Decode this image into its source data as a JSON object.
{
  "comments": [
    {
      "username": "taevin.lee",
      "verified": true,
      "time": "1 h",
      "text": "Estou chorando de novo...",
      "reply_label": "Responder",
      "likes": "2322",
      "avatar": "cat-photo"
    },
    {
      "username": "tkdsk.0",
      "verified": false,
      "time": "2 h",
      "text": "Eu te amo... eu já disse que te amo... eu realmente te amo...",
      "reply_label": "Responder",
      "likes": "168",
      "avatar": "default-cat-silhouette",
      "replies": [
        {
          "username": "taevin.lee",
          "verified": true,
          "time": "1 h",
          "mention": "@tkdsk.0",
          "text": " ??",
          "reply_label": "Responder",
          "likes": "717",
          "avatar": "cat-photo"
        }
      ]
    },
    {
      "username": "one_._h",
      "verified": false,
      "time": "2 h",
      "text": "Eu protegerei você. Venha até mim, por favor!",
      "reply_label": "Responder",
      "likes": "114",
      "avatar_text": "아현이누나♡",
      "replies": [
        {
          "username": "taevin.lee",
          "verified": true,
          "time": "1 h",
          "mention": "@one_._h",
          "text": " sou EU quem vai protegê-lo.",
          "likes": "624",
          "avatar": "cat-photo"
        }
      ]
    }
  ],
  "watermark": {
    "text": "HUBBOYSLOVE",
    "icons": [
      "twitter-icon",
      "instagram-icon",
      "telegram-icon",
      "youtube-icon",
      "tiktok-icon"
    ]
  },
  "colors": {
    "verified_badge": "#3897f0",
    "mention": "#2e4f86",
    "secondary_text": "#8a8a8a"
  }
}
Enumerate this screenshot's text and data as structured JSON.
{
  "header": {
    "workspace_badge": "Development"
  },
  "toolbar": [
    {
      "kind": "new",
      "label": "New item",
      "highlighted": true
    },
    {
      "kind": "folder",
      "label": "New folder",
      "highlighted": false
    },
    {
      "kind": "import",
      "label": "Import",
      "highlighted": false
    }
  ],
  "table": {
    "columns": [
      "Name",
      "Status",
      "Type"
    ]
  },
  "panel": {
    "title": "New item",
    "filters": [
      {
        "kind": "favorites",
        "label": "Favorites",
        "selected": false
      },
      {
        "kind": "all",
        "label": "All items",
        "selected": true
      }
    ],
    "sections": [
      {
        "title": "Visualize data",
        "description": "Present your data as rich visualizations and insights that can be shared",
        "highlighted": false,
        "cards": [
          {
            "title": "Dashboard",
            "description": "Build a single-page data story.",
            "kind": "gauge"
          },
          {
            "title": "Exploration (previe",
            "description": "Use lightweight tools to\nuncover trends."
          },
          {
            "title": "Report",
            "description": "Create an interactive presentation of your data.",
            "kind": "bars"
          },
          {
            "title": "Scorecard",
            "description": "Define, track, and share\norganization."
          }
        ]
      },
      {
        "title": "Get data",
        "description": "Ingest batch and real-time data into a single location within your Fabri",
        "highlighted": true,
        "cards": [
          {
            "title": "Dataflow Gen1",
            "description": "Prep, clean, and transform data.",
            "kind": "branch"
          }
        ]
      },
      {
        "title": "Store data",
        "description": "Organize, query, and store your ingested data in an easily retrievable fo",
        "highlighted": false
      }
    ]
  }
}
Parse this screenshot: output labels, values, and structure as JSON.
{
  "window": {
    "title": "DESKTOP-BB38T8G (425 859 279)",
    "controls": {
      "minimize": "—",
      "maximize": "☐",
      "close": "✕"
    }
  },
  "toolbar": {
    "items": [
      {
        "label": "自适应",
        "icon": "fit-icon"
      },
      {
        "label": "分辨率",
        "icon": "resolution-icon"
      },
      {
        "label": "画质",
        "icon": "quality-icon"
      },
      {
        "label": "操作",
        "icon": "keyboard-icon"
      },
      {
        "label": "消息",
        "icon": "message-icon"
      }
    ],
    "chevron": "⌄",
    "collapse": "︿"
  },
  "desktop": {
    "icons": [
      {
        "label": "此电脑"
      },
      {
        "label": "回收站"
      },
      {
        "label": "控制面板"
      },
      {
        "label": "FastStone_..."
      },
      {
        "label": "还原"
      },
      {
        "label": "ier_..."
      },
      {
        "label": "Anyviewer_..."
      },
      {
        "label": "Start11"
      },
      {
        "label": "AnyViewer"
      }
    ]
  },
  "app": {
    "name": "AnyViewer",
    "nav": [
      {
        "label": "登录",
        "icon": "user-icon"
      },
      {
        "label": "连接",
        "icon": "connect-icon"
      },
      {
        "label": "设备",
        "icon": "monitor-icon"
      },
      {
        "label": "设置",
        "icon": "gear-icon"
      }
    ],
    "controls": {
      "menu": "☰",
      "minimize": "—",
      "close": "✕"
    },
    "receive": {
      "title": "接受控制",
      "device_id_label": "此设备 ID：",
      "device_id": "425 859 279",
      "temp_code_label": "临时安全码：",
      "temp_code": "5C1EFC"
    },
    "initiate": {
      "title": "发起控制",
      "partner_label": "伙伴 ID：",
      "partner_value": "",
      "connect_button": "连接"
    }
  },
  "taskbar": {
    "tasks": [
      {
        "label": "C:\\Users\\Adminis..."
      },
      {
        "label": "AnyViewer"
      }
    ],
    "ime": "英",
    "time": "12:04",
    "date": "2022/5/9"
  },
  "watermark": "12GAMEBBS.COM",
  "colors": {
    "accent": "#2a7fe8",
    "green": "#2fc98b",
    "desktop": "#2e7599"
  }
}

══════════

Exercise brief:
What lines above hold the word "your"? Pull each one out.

Answer box:
        "description": "Present your data as rich visualizations and insights that can be shared",
            "description": "Create an interactive presentation of your data.",
        "description": "Ingest batch and real-time data into a single location within your Fabri",
        "description": "Organize, query, and store your ingested data in an easily retrievable fo",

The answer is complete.